:: Task statement ::
Below are the records; tally the lines that include "icon" and report only the total.

Data for analysis Block Start

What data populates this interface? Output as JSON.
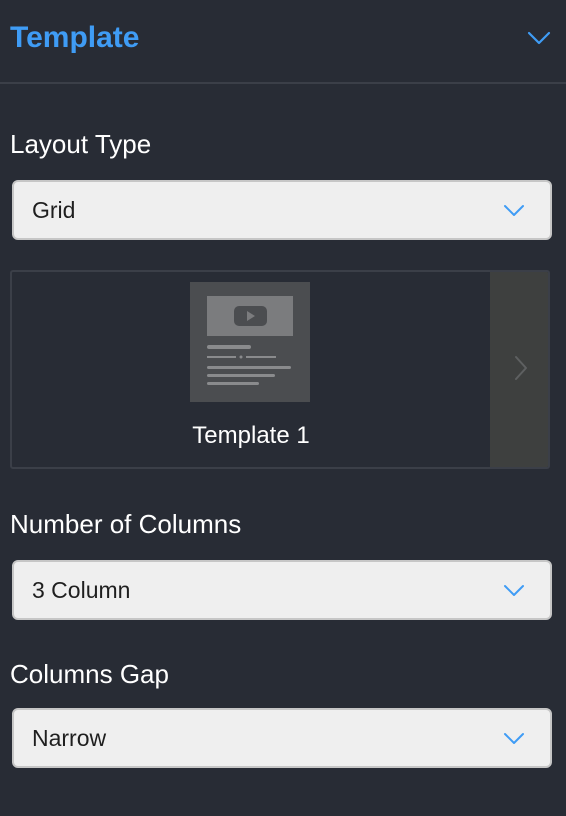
{
  "panel": {
    "title": "Template",
    "collapse_icon": "chevron-down-icon",
    "accent_color": "#3f9cf5"
  },
  "layout_type": {
    "label": "Layout Type",
    "selected": "Grid"
  },
  "template_carousel": {
    "items": [
      {
        "label": "Template 1",
        "thumbnail_icon": "video-play-icon"
      }
    ],
    "next_icon": "chevron-right-icon"
  },
  "columns": {
    "label": "Number of Columns",
    "selected": "3 Column"
  },
  "columns_gap": {
    "label": "Columns Gap",
    "selected": "Narrow"
  }
}
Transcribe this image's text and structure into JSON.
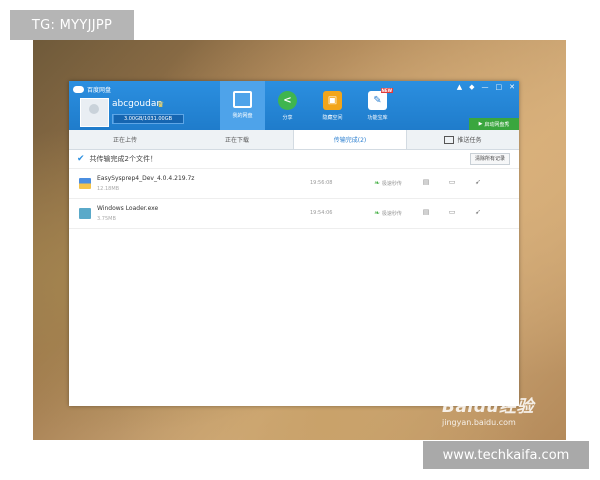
{
  "overlay": {
    "top_tag": "TG: MYYJJPP",
    "bottom_tag": "www.techkaifa.com",
    "watermark_logo": "Baidu经验",
    "watermark_url": "jingyan.baidu.com"
  },
  "app": {
    "title": "百度网盘",
    "window_controls": [
      "▲",
      "◆",
      "—",
      "□",
      "✕"
    ],
    "user": {
      "name": "abcgoudan",
      "quota_text": "3.00GB/1031.00GB",
      "quota_fraction": 0.003
    },
    "nav": [
      {
        "label": "我的网盘",
        "icon": "disk-icon",
        "active": true
      },
      {
        "label": "分享",
        "icon": "share-icon",
        "active": false
      },
      {
        "label": "隐藏空间",
        "icon": "lock-icon",
        "active": false
      },
      {
        "label": "功能宝库",
        "icon": "toolbox-icon",
        "active": false,
        "badge": "NEW"
      }
    ],
    "green_button_label": "启动网盘秀",
    "tabs": [
      {
        "label": "正在上传",
        "active": false
      },
      {
        "label": "正在下载",
        "active": false
      },
      {
        "label": "传输完成(2)",
        "active": true
      },
      {
        "label": "推送任务",
        "active": false
      }
    ],
    "summary": {
      "text": "共传输完成2个文件！",
      "clear_label": "清除所有记录"
    },
    "files": [
      {
        "name": "EasySysprep4_Dev_4.0.4.219.7z",
        "size": "12.18MB",
        "time": "19:56:08",
        "status": "极速秒传",
        "type": "archive"
      },
      {
        "name": "Windows Loader.exe",
        "size": "3.75MB",
        "time": "19:54:06",
        "status": "极速秒传",
        "type": "exe"
      }
    ],
    "colors": {
      "header_blue": "#1f7ccb",
      "active_tab_blue": "#2b7fd0",
      "green": "#3aa63e"
    }
  }
}
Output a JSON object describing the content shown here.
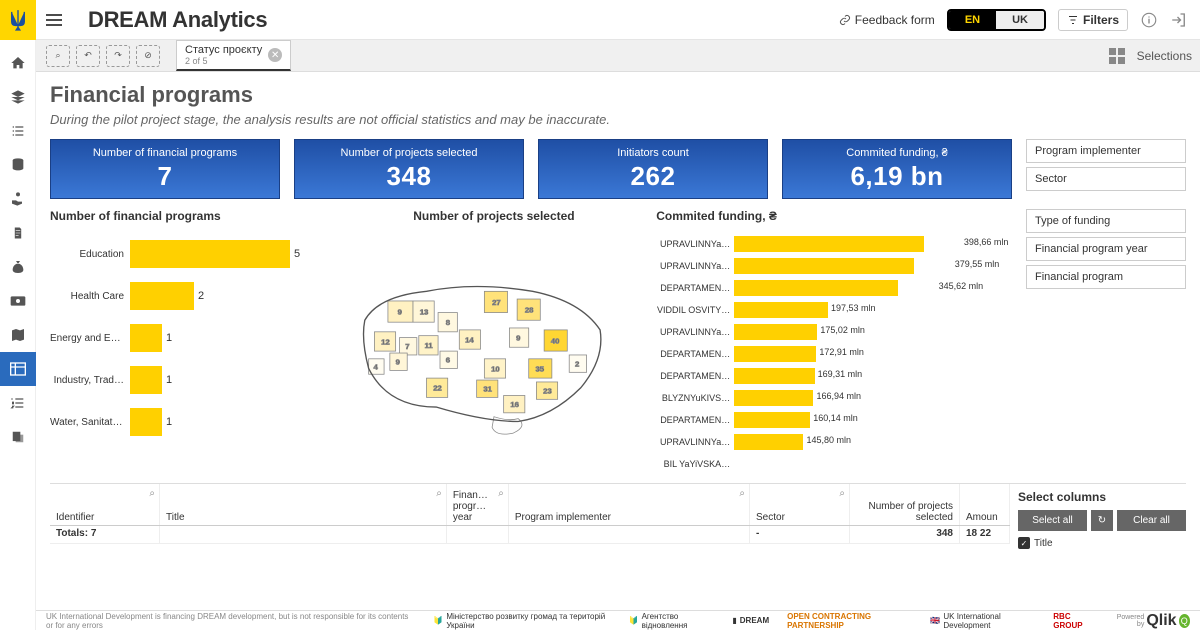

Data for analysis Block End

:: Result below ::
7